┌─ Recorded data
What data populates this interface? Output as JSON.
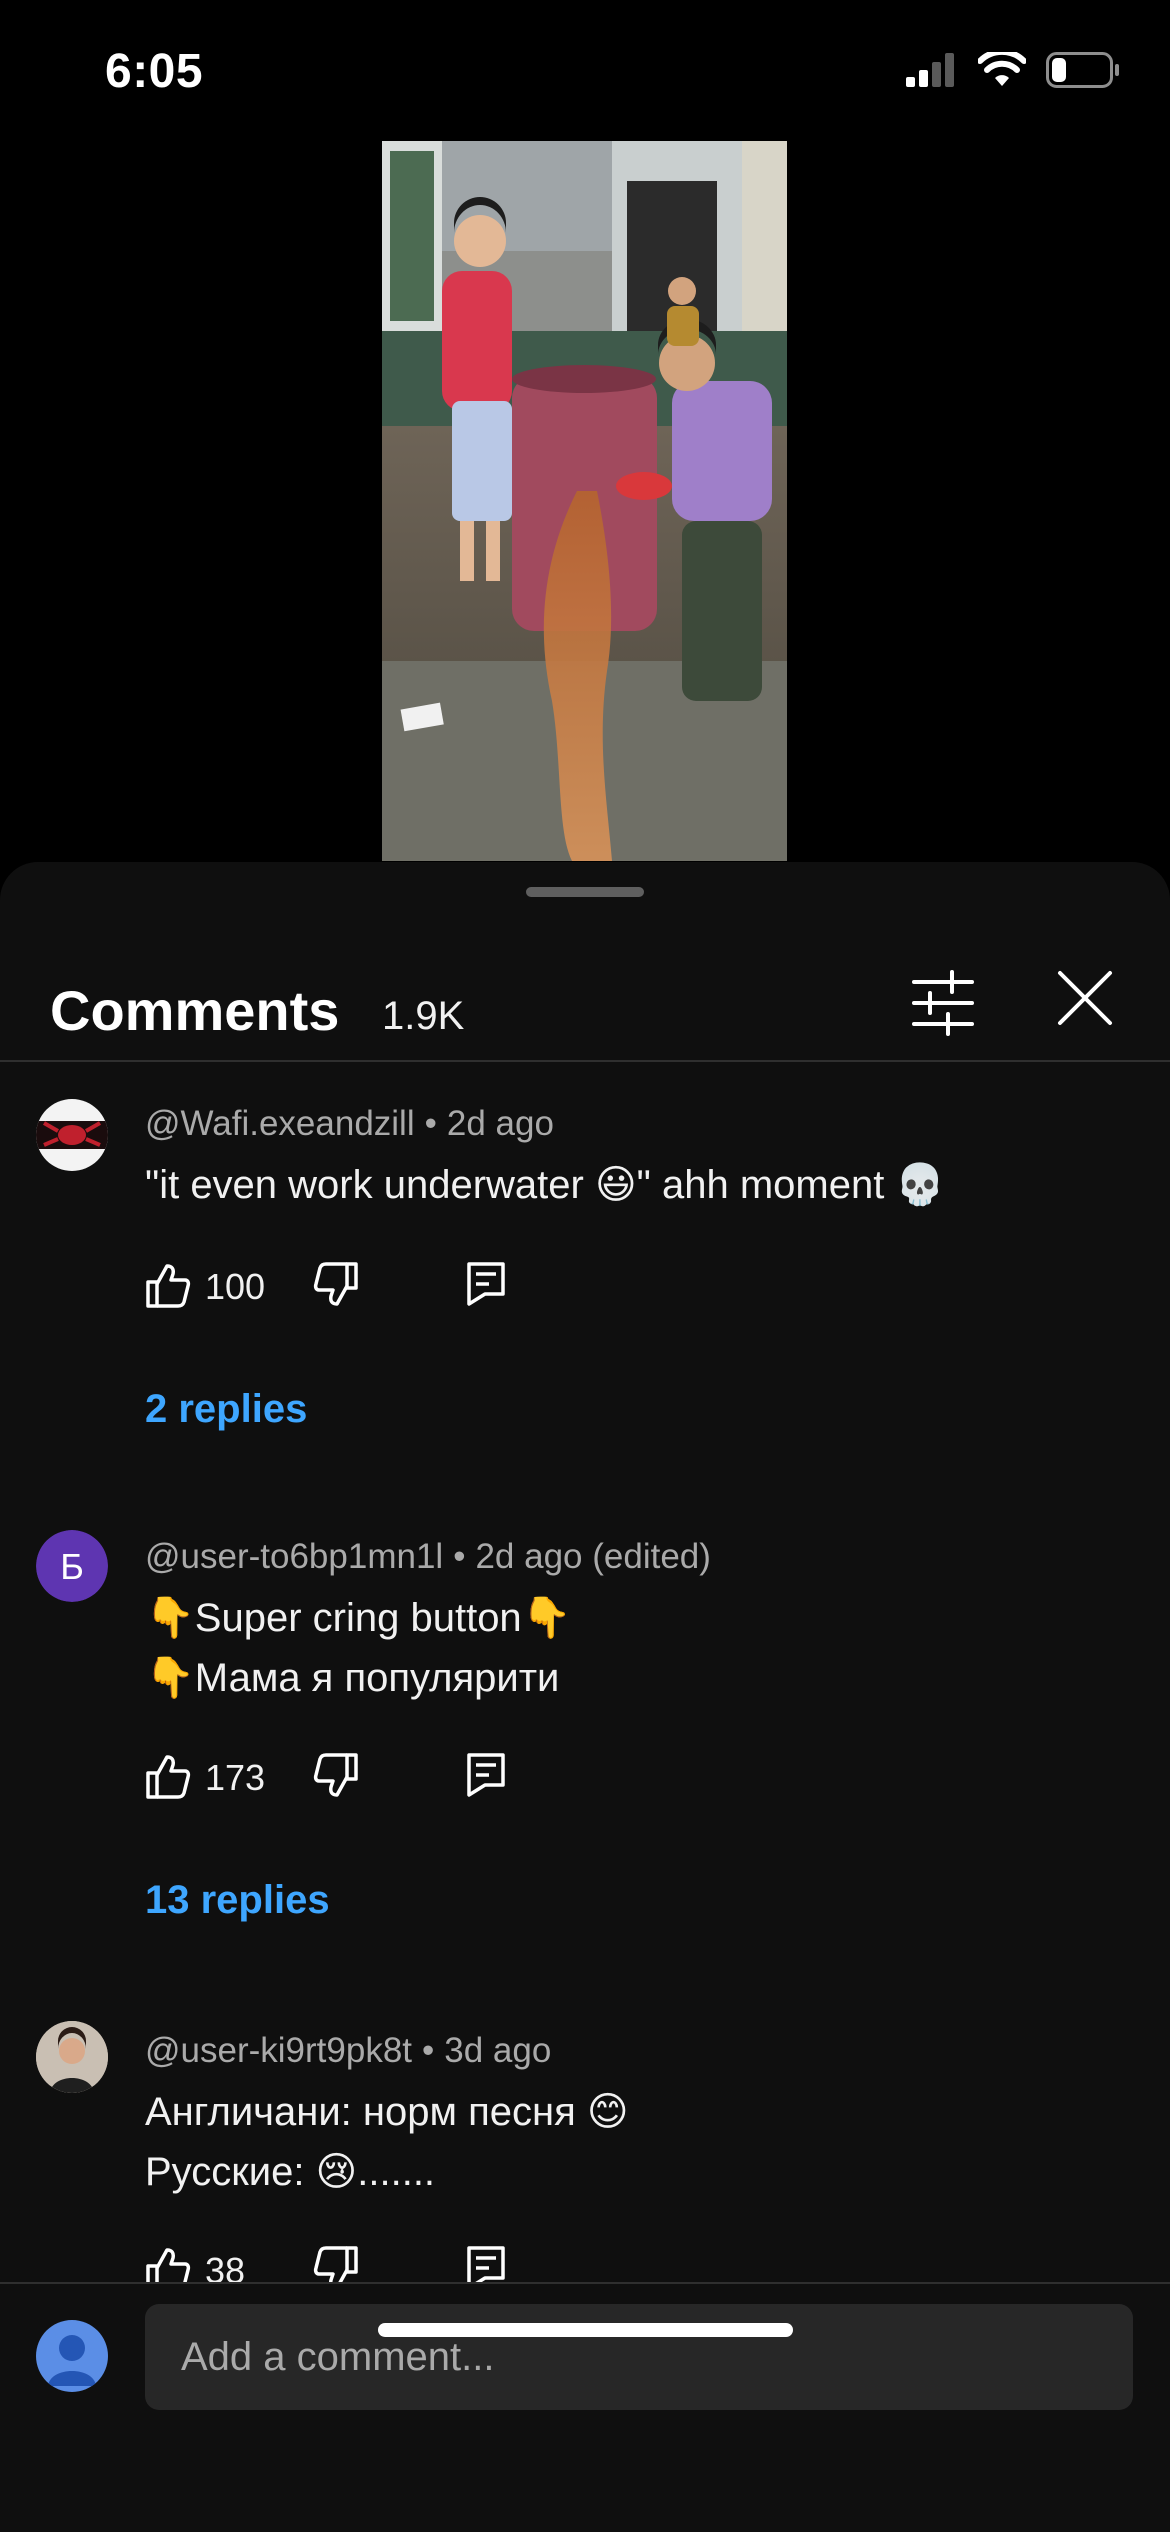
{
  "status_bar": {
    "time": "6:05",
    "battery_level": 0.25
  },
  "sheet": {
    "title": "Comments",
    "count": "1.9K",
    "filter_icon": "sliders-icon",
    "close_icon": "close-icon"
  },
  "comments": [
    {
      "author": "@Wafi.exeandzill",
      "time": "2d ago",
      "lines": [
        "\"it even work underwater 😃\" ahh moment 💀"
      ],
      "likes": "100",
      "replies": "2 replies"
    },
    {
      "author": "@user-to6bp1mn1l",
      "time": "2d ago (edited)",
      "avatar_letter": "Б",
      "avatar_color": "#5e35b1",
      "lines": [
        "👇Super cring button👇",
        "👇Мама я популярити"
      ],
      "likes": "173",
      "replies": "13 replies"
    },
    {
      "author": "@user-ki9rt9pk8t",
      "time": "3d ago",
      "lines": [
        "Англичани: норм песня 😊",
        "Русские: 😢......."
      ],
      "likes": "38"
    }
  ],
  "composer": {
    "placeholder": "Add a comment..."
  },
  "colors": {
    "link": "#3ea6ff",
    "sheet_bg": "#0f0f0f",
    "input_bg": "#272727"
  }
}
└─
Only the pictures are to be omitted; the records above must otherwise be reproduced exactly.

What data populates this interface? Output as JSON.
{
  "status_bar": {
    "time": "6:05",
    "battery_level": 0.25
  },
  "sheet": {
    "title": "Comments",
    "count": "1.9K",
    "filter_icon": "sliders-icon",
    "close_icon": "close-icon"
  },
  "comments": [
    {
      "author": "@Wafi.exeandzill",
      "time": "2d ago",
      "lines": [
        "\"it even work underwater 😃\" ahh moment 💀"
      ],
      "likes": "100",
      "replies": "2 replies"
    },
    {
      "author": "@user-to6bp1mn1l",
      "time": "2d ago (edited)",
      "avatar_letter": "Б",
      "avatar_color": "#5e35b1",
      "lines": [
        "👇Super cring button👇",
        "👇Мама я популярити"
      ],
      "likes": "173",
      "replies": "13 replies"
    },
    {
      "author": "@user-ki9rt9pk8t",
      "time": "3d ago",
      "lines": [
        "Англичани: норм песня 😊",
        "Русские: 😢......."
      ],
      "likes": "38"
    }
  ],
  "composer": {
    "placeholder": "Add a comment..."
  },
  "colors": {
    "link": "#3ea6ff",
    "sheet_bg": "#0f0f0f",
    "input_bg": "#272727"
  }
}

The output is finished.